▶ Exercise aim:
Pictures do not belong in the copy. Return all of the entries exactly.

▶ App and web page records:
------------------------------
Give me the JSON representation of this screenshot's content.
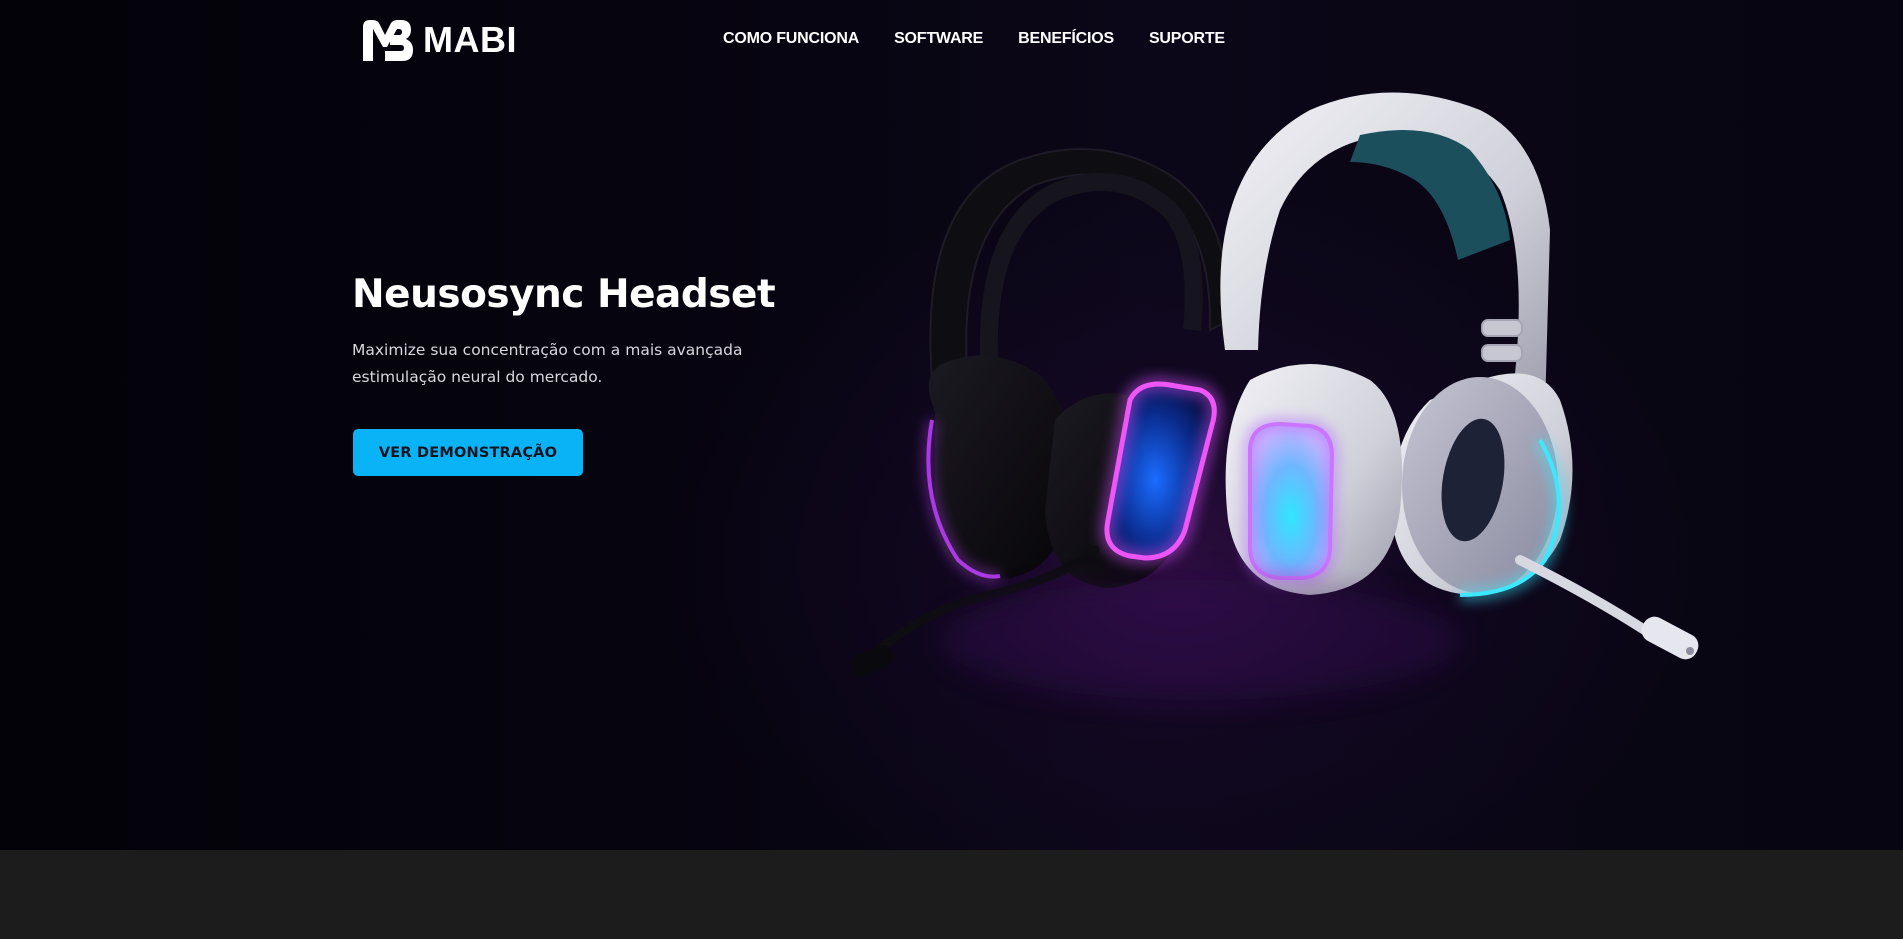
{
  "header": {
    "logo_text": "MABI",
    "nav": [
      {
        "label": "COMO FUNCIONA"
      },
      {
        "label": "SOFTWARE"
      },
      {
        "label": "BENEFÍCIOS"
      },
      {
        "label": "SUPORTE"
      }
    ]
  },
  "hero": {
    "title": "Neusosync Headset",
    "subtitle": "Maximize sua concentração com a mais avançada estimulação neural do mercado.",
    "cta_label": "VER DEMONSTRAÇÃO"
  },
  "colors": {
    "background": "#05030c",
    "accent": "#0ab3f5",
    "glow_purple": "#b43cff",
    "glow_cyan": "#35d6ff",
    "footer": "#1c1c1c"
  },
  "icons": {
    "logo_mark": "mabi-logo-icon"
  }
}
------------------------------
▶ Written answer:
Give me the JSON representation of this screenshot's content.
{
  "header": {
    "logo_text": "MABI",
    "nav": [
      {
        "label": "COMO FUNCIONA"
      },
      {
        "label": "SOFTWARE"
      },
      {
        "label": "BENEFÍCIOS"
      },
      {
        "label": "SUPORTE"
      }
    ]
  },
  "hero": {
    "title": "Neusosync Headset",
    "subtitle": "Maximize sua concentração com a mais avançada estimulação neural do mercado.",
    "cta_label": "VER DEMONSTRAÇÃO"
  },
  "colors": {
    "background": "#05030c",
    "accent": "#0ab3f5",
    "glow_purple": "#b43cff",
    "glow_cyan": "#35d6ff",
    "footer": "#1c1c1c"
  },
  "icons": {
    "logo_mark": "mabi-logo-icon"
  }
}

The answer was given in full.